[20] The interpretation of the policy and the intent reflected in the change of the definition of the word “vacant” suggest a particular meaning of “taken up residence”. The tenant maintained control over and directed the activity in the house from and after January 23, 2003. By doing so he took up residence within the meaning of the insurance policy in place at the time of the loss. The house was not vacant. The plaintiff is entitled to coverage under the policy. Either party may refer this matter back to me for further directions or order if necessary.

In Maracle v. Bay of Quinte Mutual Insurance Co. et al., 2010 ONSC 5217 (CanLII), the owner of a house had removed permenantly to a retirement home when the house suffered significant water damage. The insurance provider denied a damages claim on the grounds that the house was vacant at thte material time. Her spouse and her sons had all claimed to have visited the house from time to time, and one of her sons testified that he was engaged in searching for in-home nursing care so that his mother could return. The Court, employing a very straightforward definition of "vacant", deemed on assessment of the evidence that as the occupants of house had moved out and had no intent to return, the house had been vacant and the claim therefore was void:

[5] Occupation of the insured premises is an important component of the insurer’s underwriting decision making processes.

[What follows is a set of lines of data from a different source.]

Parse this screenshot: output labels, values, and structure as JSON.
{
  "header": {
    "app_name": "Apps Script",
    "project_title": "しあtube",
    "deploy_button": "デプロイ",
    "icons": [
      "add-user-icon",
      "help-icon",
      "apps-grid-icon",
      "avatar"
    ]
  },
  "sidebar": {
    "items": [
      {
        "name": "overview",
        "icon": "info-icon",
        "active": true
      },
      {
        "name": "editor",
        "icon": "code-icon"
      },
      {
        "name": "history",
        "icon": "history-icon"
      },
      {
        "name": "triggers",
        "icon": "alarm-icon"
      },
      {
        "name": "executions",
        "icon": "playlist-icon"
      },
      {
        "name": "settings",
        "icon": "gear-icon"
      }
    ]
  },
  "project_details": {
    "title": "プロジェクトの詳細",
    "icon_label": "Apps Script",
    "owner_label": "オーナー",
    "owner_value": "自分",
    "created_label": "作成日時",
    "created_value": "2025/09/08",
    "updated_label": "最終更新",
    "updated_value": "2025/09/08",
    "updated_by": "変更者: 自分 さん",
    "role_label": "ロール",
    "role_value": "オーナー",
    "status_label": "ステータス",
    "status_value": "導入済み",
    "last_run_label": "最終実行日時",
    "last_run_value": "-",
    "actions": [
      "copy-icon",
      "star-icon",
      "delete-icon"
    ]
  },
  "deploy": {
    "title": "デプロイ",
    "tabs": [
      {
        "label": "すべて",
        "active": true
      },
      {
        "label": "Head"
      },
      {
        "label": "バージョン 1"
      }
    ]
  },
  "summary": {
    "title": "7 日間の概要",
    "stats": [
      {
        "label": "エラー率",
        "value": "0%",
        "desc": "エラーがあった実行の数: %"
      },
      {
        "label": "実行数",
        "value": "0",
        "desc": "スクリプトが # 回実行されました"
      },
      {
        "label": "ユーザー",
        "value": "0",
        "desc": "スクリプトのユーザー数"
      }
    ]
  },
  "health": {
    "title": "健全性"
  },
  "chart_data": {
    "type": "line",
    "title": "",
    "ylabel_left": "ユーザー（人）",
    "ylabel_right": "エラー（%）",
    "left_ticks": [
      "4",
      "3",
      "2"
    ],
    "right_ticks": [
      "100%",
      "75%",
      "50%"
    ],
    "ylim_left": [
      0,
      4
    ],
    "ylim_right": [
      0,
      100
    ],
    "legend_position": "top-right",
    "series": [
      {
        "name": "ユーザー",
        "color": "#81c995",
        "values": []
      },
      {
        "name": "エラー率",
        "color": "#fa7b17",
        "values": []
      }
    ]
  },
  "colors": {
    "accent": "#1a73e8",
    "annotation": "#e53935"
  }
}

For example, the policy provides that Quinte does not insure any loss or damage occurring after the dwelling has to the knowledge of the insured or her spouse been vacant for more than 30 consecutive days (loss or damage not insured s. 13). The policy further provides that Quinte does not insure loss or damage caused by freezing which occurs during the usual heating season if the insured or her spouse have been away from the premises more than 4 consecutive days unless there are, in place, arrangements for daily inspection or the water supply has been shut off and all pipes drained (loss or damage not insured s. 28). Losses resulting from accidental discharge from a plumbing system or sudden and accidental bursting of a plumbing system are excluded when the dwelling is vacant even with insurer’s consent under both section I and II coverage. Additionally, such losses are excluded under Section I coverage when the dwelling is unoccupied.

[6] Vacant is a more restricted exclusion than unoccupied.
[...]

[13] Under the policy “vacant’ means the occupant(s) has/have moved out with no intent to return. A newly constructed dwelling is vacant after it is completed and before the occupants move in. Furthermore, the dwelling is also vacant when the occupants move out and before any new occupant moves in.
Alexsei publishing date:
28